Notice that they were actually scattered across multiple units, from multiple countries, and died on different days in different provinces.  So not only is the originator of this social media chain letter a liar, but he or she is a lazy liar.

So, why do this?  Why recycle a list of the names of men seven years dead, claiming that they just died in the last week, and worse, that their deaths are being ignored by the media?

The answer is a simple one: vanity.

The post calls for “honoring the fallen.”  Many will blindly repost it for just that reason, though they are not truly honoring the dead; they only want other people on social media to see them do it.  They don’t care about those men; otherwise they might actually have taken two minutes to look them up and realize that they weren’t all 3/5, they weren’t killed in Afghanistan last week, and that the post is bullshit.  But no, they’re better than the media and all those people posting stupid videos on Facebook, you see, and they’ll show you.  They’ll show how patriotic they are and how much they care about soldiers they don’t know, and couldn’t care less about outside of showing the world how good and virtuous they are on social media.

There are a couple of fitting passages from the Gospels that have something to say about just this sort of display, but I’ll leave you with a simple thought.

Before you open your mouth, or post on social media, contemplate why you are speaking or posting.  Are you really doing it for the fallen, or are you doing it for yourself, just to show others how much you care, with the minimum effort possible?

If the latter, perhaps it is better to refrain from speaking or posting.  Especially if, as in this case, you are easily shown to have been hoodwinked within a couple of minutes.

A Few Thoughts On Syria

It’s been a few days, so some of the more hyperbolic stuff surrounding the Tomahawk strike on Al Shayrat Airbase in Syria has started to die down.  Now might be the right time to weigh in with a few thoughts.  This should not be taken as an exhaustive analysis; I’m not in that business, and have slightly less of a finger on the pulse of these things than I did a couple years ago, when I was keeping a close eye on the jihadi groups cropping up in Syria. Continue reading “A Few Thoughts On Syria”

More on Realism and Storytelling

This post, while following on from the last one, will be addressing a bit more of a broad problem across genres.  It’s gotten a lot more talk in the science fiction and fantasy genres (particularly fantasy) than it has in the thriller genre, but it still applies.

The fantasy version of this has been most recently highlighted by the work of George R.R. Martin, though there are plenty of authors working along a similar vein, which has been coined “grimdark,” a term that became at first something of a joke, based on the tag-line for the Warhammer 40,000 tabletop sci-fantasy wargame: “In the grim darkness of the far future, there is only war.”  Taken to its extreme, it can become so ludicrous that it shades into “grimderp.” Continue reading “More on Realism and Storytelling”
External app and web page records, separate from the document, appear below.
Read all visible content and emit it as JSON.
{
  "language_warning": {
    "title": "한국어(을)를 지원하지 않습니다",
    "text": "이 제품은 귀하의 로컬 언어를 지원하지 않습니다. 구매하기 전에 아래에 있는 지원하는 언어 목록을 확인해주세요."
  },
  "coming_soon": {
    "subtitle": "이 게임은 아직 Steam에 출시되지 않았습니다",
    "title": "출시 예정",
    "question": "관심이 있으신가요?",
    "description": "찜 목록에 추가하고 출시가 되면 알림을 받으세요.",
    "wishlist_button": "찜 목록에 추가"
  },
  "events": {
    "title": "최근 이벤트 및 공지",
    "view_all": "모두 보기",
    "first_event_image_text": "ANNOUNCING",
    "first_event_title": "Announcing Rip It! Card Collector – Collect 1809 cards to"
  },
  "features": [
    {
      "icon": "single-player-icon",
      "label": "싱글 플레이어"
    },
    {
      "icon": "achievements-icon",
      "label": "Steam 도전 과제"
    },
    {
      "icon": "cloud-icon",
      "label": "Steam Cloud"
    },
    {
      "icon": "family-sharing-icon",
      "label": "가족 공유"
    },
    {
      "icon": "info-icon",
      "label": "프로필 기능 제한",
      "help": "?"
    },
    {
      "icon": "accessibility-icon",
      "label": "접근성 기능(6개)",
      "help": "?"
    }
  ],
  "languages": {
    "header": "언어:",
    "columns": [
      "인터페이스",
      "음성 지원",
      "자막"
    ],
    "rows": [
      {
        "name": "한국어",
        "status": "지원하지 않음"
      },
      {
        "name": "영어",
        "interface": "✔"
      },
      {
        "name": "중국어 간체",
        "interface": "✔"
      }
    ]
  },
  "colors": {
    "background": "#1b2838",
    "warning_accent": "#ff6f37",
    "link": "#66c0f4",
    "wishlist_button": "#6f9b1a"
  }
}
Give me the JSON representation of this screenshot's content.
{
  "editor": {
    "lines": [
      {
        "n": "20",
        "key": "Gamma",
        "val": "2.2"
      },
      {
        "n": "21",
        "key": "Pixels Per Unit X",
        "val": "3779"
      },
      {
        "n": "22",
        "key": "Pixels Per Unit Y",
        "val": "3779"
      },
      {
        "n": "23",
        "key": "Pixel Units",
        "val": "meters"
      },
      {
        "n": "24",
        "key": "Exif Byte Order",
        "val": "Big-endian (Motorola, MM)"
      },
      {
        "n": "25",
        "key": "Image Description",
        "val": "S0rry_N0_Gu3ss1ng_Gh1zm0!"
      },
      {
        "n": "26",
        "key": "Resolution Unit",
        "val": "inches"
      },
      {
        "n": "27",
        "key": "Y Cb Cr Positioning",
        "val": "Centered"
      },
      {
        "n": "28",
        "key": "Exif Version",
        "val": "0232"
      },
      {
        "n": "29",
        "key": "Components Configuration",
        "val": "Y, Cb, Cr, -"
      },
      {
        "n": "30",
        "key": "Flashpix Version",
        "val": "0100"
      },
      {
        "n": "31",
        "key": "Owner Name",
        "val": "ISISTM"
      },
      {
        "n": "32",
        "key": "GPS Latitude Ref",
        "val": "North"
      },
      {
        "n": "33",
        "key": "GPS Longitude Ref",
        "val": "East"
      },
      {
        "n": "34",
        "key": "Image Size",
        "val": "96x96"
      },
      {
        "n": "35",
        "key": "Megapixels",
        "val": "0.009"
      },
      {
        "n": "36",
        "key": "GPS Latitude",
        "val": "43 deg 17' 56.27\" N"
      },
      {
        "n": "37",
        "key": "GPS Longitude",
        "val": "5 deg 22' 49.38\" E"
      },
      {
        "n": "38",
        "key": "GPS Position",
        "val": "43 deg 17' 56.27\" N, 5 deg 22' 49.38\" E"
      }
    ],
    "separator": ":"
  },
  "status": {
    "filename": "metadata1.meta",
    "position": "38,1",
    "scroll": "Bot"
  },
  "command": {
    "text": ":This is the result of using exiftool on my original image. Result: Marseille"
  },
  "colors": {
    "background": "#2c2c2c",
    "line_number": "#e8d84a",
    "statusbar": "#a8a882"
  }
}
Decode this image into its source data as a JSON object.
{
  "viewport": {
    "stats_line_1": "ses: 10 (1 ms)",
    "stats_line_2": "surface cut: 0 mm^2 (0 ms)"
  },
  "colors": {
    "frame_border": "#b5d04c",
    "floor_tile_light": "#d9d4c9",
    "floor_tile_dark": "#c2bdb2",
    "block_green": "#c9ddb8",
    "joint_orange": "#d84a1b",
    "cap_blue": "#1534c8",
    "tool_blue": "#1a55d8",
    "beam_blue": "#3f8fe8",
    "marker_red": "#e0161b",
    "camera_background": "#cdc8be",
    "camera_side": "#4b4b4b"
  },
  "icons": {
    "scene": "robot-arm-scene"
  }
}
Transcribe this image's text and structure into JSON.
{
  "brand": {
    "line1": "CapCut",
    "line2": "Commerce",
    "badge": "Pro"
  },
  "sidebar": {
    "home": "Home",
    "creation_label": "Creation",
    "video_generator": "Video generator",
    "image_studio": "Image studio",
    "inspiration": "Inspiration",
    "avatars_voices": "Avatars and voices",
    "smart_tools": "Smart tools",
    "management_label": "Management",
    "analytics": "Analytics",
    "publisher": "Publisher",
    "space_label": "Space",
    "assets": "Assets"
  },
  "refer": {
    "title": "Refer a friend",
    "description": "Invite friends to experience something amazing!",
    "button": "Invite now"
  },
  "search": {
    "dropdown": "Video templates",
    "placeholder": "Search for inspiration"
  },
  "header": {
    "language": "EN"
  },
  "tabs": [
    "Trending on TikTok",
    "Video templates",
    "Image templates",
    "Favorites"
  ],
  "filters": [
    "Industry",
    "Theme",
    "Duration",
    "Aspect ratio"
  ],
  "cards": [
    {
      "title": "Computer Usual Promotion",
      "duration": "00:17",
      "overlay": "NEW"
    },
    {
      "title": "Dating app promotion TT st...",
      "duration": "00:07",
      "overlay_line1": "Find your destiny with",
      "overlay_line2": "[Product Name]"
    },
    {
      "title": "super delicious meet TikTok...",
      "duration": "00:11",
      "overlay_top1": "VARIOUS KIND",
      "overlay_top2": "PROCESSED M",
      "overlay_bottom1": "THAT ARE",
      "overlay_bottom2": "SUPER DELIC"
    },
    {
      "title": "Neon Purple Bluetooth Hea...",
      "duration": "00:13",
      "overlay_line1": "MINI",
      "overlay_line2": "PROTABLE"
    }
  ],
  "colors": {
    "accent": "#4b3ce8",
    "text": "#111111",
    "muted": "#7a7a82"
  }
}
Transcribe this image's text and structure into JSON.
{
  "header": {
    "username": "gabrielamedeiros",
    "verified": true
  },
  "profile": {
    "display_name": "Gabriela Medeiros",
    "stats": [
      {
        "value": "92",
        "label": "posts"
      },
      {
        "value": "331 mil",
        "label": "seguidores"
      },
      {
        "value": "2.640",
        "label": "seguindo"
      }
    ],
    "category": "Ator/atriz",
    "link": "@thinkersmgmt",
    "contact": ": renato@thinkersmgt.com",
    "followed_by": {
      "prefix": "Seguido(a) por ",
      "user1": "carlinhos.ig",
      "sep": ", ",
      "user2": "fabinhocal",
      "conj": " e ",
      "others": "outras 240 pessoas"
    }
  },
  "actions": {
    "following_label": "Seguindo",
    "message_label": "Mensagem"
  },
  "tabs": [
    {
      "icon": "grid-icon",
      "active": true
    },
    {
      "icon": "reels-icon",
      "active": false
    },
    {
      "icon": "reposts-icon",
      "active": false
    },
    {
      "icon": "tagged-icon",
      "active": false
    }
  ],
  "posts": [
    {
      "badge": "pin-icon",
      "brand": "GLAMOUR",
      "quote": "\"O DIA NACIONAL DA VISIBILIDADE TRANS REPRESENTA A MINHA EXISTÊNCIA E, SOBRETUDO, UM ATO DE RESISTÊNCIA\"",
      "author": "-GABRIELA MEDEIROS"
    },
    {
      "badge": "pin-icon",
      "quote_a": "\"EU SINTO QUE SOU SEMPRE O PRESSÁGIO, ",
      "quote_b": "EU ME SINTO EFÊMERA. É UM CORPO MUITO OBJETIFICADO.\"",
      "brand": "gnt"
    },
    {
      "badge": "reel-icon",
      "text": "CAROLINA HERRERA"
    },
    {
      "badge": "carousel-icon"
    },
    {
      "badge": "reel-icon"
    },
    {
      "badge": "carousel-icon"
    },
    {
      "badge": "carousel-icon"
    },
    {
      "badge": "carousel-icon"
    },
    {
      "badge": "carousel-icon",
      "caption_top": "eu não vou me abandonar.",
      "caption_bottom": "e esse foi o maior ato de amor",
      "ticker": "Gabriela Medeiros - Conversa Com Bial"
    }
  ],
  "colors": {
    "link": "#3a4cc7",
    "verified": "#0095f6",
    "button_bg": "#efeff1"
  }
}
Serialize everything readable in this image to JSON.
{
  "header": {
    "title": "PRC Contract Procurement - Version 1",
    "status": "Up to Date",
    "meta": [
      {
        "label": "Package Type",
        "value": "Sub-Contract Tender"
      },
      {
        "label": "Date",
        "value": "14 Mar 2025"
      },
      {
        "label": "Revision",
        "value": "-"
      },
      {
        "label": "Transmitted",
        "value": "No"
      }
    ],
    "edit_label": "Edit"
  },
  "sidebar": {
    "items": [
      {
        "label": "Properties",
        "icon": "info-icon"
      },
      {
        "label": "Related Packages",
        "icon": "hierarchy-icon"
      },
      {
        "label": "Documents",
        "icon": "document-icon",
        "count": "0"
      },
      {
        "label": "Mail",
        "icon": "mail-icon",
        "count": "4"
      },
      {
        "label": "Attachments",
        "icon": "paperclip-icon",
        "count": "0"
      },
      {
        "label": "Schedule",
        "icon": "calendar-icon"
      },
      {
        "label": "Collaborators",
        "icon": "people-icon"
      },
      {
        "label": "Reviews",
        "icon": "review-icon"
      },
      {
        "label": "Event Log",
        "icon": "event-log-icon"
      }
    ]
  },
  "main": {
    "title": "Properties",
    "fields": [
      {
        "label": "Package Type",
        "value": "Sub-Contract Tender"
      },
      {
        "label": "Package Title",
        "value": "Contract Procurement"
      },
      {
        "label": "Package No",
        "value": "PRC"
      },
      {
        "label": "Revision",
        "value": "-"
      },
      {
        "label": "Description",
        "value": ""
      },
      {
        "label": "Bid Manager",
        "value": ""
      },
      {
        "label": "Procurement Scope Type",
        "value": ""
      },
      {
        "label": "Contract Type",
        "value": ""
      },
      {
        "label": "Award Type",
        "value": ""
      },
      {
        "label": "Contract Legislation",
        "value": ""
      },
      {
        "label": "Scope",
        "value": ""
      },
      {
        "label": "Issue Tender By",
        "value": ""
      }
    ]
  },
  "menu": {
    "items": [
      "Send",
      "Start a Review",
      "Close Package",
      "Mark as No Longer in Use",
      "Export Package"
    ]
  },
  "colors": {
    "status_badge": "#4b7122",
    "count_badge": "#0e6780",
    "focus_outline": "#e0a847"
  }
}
“Do-Something-ism” and Societal Childishness

“Jack,” Trent said, “When I was fourteen I was a man.  Had to be.  Well, it looks like your father dying has made you a man, too.

“I’m giving you this Sharps.  She’s an old gun, but she shoots straight.  I’m not giving this gun to a boy, but to a man, and a man doesn’t ever use a gun unless he has to.  He never wastes lead shooting carelessly.  He shoots only when he has to, and when he can see what it is he’s shootin’ at.

“This gun is a present with no strings attached except that any man who takes up a gun accepts responsibility for what he does with it.  Use it to hunt game, for target practice, or in defense of your home or those you love.

“Keep it loaded always.  A gun’s no good to a man when it’s empty, and if it is settin’ around, people aren’t liable to handle it carelessly.  They’ll say, ‘That’s Jack Moffit’s gun, and it’s always loaded.’  It is the guns people think are unloaded that cause accidents.”

Louis L’Amour, The Mountain Valley War

This isn’t just about guns or the current uproar over the reaction to the Orlando shooting.  This goes deeper than that.  It goes to the very heart of much of what is causing so much political and social turmoil in the US today. Continue reading ““Do-Something-ism” and Societal Childishness”